Value at risk
Based upon an economic model developed for the study, we identified the economic value (expected cost savings and additional revenue opportunities) over the next five years that is at risk to cyberattacks. In the banking sector, $347 billion is at risk. For capital markets, the number is $47 billion. The “value at risk” number is new to this year’s report and we will look forward to tracking trendlines in the coming years to put those value numbers in a larger context.
To help prevent this loss of economic value, banks and capital markets firms should:
- Place greater emphasis on protecting and educating people because of the rise in phishing, ransomware and malicious insider attacks.
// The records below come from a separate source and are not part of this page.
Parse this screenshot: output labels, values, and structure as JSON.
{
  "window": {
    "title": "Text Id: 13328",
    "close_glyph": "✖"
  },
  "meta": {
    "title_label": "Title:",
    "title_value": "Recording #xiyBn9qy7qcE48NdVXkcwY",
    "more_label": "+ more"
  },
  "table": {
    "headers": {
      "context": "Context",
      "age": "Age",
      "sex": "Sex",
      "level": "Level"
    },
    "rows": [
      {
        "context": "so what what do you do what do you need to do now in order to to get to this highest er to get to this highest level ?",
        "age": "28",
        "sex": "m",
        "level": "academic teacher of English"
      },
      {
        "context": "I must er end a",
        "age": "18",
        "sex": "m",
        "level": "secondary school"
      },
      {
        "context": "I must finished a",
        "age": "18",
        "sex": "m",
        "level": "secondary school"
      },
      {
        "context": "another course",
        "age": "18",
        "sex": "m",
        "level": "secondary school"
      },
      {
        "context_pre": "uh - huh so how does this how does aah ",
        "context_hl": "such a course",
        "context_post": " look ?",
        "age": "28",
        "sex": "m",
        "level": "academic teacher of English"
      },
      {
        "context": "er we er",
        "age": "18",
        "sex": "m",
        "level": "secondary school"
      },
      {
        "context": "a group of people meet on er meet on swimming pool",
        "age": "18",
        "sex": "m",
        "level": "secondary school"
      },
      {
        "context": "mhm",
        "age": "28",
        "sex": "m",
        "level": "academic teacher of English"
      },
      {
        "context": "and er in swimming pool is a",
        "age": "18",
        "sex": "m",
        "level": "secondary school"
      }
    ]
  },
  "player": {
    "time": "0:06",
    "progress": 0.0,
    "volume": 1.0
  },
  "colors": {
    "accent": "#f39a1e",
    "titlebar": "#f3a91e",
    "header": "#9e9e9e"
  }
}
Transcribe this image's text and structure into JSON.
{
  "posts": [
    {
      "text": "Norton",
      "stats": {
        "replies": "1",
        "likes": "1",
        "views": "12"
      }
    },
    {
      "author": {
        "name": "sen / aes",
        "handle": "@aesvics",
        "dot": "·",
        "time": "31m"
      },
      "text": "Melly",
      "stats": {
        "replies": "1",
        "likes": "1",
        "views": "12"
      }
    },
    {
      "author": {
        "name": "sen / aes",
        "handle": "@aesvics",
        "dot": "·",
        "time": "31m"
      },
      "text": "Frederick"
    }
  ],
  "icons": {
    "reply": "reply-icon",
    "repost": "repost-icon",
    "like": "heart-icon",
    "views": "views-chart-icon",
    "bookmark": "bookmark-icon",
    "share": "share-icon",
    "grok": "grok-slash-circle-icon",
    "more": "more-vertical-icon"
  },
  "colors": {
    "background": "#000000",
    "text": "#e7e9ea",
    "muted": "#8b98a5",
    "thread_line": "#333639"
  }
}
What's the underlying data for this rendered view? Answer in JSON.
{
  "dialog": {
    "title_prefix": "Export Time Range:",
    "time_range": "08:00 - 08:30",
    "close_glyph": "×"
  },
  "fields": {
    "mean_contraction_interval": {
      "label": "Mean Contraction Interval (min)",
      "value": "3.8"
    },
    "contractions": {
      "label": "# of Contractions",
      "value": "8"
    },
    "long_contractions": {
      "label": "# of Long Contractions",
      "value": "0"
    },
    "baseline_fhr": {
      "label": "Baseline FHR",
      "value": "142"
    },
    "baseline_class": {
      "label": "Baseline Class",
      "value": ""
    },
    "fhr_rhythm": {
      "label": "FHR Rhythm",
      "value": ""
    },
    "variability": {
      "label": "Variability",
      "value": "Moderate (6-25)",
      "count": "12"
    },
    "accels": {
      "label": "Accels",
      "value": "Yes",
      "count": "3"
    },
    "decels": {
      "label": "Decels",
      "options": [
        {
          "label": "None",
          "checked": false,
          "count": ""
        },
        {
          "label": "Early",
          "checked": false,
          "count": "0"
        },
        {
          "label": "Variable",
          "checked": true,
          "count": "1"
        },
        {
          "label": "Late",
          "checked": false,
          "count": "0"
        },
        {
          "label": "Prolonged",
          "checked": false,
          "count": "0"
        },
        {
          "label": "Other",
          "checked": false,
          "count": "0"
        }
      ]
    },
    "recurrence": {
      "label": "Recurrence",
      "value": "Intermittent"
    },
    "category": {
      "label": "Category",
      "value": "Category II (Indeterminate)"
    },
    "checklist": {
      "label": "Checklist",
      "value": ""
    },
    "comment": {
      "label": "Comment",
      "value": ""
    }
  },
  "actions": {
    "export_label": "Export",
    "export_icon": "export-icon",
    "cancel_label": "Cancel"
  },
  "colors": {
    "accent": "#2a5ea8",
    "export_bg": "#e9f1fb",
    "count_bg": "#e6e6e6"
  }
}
- Create controls such that no single employee or compromised machine can wreak havoc across the entire organization. Use Privileged Access Management, a control mechanism to put greater scrutiny around the granting of higher access privileges. Also segment data such that people do not have access to a full set of data.
- Grasp the innovation opportunity and more proactively invest in breakthrough technologies to enhance cybersecurity effectiveness and scale. Use automation and advanced analytics to manage the rising costs of discovering attacks, which is the largest component of spend.
- Invest to prevent information loss and business disruption, which are growing concerns, especially given new privacy regulations like the General Data Protection Regulation (GDPR) and the California Consumer Privacy Act (CCPA).
A final bit of advice: Use pressure testing to identify your vulnerabilities. Criminals are constantly searching for your weak points. Do you know what and where those are?
About Accenture’s “Cost of Cybercrime” study
Accenture’s “Cost of Cybercrime” study, conducted by the Ponemon Institute, LLC on behalf of Accenture, analyzes a variety of costs associated with cyberattacks to IT infrastructure, economic cyber espionage, business disruption, ex-filtration of intellectual property and revenue losses. Data was collected from 2,647 interviews conducted over a seven-month period from a benchmark sample of 355 organizations in 11 countries. The financial services industry data was collected from 537 interviews from a benchmark sample of 72 financial services companies in Australia, Brazil, Canada, France, Germany, Italy, Japan, Singapore, Spain, the UK and the U.S.
- “The Top 10 FinServ Data Breaches,” Digital Guardian, May 8, 2019. Access at: https://digitalguardian.com/blog/top-10-finserv-data-breaches